--- START ---
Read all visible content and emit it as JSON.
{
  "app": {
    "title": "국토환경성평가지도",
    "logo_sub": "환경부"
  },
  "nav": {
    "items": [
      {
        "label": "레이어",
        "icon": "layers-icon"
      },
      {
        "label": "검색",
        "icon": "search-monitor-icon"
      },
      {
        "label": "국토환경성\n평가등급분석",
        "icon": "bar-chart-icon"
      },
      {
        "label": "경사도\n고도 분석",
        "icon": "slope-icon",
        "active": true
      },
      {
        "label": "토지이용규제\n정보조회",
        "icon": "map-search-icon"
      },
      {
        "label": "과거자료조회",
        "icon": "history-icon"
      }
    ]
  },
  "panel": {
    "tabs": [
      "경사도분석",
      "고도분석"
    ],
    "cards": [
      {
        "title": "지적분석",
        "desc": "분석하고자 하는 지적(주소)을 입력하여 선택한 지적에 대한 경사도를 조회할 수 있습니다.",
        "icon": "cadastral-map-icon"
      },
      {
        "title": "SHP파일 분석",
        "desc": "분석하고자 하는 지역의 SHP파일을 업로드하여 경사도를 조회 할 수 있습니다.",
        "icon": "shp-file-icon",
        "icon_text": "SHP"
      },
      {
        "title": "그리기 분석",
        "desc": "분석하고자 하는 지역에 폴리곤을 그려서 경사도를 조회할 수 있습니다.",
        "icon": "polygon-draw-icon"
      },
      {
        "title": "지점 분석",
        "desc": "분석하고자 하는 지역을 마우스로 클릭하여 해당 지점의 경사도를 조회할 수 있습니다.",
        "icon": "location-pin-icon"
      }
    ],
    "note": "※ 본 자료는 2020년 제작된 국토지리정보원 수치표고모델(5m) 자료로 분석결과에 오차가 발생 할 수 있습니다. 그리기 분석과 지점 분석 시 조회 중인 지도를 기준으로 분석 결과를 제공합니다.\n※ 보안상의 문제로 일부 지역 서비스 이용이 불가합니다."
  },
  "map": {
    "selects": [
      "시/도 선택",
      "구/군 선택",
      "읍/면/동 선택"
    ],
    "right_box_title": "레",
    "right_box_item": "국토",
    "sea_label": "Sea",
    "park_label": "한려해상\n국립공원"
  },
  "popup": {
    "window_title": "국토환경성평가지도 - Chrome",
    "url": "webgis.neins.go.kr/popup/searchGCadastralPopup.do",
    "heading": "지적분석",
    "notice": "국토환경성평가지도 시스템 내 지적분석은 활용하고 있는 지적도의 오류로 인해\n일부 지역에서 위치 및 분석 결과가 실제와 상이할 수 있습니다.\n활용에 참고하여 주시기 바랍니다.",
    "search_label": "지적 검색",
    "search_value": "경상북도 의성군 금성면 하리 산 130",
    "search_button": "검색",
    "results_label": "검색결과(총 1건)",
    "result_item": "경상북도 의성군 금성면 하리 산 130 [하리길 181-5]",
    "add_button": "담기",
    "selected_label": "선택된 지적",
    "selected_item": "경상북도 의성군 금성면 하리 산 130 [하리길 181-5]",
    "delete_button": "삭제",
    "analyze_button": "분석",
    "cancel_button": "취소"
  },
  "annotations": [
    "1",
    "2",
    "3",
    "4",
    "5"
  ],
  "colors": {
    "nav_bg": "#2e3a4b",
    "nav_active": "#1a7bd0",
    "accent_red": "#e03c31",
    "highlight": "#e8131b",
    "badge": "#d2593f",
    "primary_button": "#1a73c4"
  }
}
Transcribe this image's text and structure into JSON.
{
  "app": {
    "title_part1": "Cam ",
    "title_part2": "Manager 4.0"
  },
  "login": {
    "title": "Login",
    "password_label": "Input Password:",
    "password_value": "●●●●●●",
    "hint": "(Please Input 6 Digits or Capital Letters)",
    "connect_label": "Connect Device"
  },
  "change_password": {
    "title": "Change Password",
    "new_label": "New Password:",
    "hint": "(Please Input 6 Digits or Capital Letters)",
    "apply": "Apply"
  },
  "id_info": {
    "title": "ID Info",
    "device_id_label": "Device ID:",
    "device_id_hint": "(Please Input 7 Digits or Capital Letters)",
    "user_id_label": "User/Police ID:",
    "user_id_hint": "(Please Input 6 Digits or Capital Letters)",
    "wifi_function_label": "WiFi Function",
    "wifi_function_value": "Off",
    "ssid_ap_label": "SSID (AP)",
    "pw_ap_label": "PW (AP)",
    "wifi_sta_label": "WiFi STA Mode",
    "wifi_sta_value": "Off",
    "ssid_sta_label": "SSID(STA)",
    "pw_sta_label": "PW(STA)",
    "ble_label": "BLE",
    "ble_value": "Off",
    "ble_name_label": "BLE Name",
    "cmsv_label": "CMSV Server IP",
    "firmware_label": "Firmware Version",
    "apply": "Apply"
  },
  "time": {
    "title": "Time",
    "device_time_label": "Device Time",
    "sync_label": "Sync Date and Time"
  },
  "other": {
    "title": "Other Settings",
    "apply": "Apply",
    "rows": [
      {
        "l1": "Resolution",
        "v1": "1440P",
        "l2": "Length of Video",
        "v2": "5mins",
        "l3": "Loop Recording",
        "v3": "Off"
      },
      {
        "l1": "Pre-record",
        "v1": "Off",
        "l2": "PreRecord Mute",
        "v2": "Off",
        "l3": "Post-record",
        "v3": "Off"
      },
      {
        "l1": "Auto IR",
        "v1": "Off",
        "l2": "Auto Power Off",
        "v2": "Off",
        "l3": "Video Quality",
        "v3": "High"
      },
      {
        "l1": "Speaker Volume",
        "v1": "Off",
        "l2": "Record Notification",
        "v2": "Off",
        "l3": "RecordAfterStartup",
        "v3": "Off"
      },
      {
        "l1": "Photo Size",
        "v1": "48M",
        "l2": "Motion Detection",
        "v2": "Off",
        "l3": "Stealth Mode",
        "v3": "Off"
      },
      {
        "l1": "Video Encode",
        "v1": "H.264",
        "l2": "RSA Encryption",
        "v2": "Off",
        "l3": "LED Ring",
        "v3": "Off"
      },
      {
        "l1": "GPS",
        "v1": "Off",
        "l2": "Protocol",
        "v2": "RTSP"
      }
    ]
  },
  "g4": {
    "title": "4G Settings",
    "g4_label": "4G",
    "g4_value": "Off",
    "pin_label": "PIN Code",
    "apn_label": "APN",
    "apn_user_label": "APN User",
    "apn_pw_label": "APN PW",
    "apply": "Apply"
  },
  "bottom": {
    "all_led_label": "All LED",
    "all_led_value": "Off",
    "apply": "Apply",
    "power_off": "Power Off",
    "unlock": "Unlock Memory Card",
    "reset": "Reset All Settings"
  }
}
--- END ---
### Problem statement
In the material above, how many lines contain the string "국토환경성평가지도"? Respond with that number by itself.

### Result for this exercise
3